Sounds great, right? In some ways, yes, in others, absolutely not. The truth of the matter is that there are two major issues with the current model. Firstly, waste. The amount of waste generated from demolishing buildings is astronomical, and despite many businesses in that line of work taking an active approach in repurposing as much of the material as they can, the carbon footprint of demolition is undeniably gigantic, not to mention the airborne pollutants that are generated in the process.

The second issue is the historical and cultural loss. As noted, adaptive reuse is often favored when discussing buildings of historical significance; however, just because a building was not designed by a famous architect 200-years ago does not mean it is not culturally significant. In fact, as is the case in urban areas across the world, city identity is less tied to their iconic architectural landmarks than it is to their everyday homes. Take Amsterdam, for example; it is instantly recognizable by the homes set on either side of its cobbled streets. By replacing swathes of older city homes rather than modernizing and repairing them. The character of city neighborhoods slowly disappears, and along with it, the city’s sense of identity and uniqueness. 

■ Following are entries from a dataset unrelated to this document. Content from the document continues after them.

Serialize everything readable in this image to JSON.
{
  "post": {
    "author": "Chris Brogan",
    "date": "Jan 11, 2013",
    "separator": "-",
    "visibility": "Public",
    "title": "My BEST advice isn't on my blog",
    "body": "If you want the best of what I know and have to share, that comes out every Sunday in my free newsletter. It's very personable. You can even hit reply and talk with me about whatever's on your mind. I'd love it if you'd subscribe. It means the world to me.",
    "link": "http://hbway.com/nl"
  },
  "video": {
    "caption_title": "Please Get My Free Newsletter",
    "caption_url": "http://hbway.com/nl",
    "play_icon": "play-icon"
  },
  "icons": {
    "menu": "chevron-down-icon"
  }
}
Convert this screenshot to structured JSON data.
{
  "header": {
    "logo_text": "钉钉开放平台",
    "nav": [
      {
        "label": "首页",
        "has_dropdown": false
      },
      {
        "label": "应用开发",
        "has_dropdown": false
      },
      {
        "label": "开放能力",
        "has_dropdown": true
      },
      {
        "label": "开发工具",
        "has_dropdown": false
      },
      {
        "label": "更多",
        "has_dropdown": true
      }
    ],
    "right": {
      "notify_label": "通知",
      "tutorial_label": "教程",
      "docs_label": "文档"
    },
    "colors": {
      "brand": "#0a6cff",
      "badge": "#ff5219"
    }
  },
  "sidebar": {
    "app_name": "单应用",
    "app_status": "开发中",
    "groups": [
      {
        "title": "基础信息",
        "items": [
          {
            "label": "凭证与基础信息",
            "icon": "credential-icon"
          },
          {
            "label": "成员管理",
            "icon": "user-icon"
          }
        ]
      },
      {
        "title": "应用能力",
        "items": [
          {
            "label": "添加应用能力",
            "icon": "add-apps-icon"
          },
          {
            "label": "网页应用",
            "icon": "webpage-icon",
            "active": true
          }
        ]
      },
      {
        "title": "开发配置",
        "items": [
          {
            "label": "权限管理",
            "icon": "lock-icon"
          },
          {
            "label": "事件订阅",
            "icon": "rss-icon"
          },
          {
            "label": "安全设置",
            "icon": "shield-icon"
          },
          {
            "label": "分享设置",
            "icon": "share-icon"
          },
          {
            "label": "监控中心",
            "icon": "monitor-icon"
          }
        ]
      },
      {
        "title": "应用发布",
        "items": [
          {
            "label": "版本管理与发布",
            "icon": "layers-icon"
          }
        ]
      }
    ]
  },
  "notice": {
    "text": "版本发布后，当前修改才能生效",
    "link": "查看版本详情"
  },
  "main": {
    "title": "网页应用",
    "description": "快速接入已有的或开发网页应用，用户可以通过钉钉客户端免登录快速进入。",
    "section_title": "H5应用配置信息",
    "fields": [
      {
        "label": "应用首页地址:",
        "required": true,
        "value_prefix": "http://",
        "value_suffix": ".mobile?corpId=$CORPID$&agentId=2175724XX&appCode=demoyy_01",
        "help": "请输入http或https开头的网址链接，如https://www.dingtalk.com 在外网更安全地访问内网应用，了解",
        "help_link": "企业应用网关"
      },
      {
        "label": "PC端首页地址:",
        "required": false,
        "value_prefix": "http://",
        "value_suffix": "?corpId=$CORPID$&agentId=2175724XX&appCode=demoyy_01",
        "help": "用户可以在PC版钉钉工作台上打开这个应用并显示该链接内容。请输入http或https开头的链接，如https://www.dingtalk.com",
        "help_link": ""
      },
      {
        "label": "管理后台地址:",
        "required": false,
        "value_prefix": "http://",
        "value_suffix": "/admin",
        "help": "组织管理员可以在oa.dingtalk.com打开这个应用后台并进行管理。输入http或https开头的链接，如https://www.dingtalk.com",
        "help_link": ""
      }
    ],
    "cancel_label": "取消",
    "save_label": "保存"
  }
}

Why is Adaptive Reuse Critical for the Rejuvenation of Cities?

Baoshan WTE Exhibition Center by KOKAISTUDIOS, Shanghai, China
Jury Winner, 2021 A+Awards, Gallery & Cultural Space

Many public and private authorities vote against adaptive reuse, citing time, effort and affordability as reasons to avoid taking on the challenge and, as much as I hate to admit it, their reluctance is not entirely misplaced. As anyone who has taken part in a renovation project at any scale can attest, repairing and repurposing a building that is already standing is never simple. That being said, the benefit of what is retained is undoubtedly invaluable. By adapting and modernizing what already exists, we can rejuvenate neighborhoods, creating vibrant, purposeful spaces filled with the history and heritage of their past life. Resurrection over replacement.

Adaptive reuse is the conscious decision to preserve the past while planning for the future. It is a way to breathe new life into underdeveloped and neglected neighborhoods. It is a way to unite communities and give them pride in their spaces. Adaptive reuse is a way to stimulate economies, requiring time and skill as well as systems. Every year, millions of adaptive reuse projects take place, churches into restaurants, fire stations into nightclubs, ancestral homes into garden centers. As the world changes, so do our needs and priorities but surely wiping the slate clean and starting again only resigns us to a cycle of destruction as opposed to — in my opinion — the much more exciting prospect of exploring our creativity. 

Do you have an adaptive reuse project that deserves its time in the global spotlight? Consider entering Architizer’s 10th Annual A+Awards in categories like: Architecture +Adaptive Reuse; Architecture +Preservation; or Architecture +Renovation. 

The post Why is Adaptive Reuse Critical for the Rejuvenation of Cities? appeared first on Journal.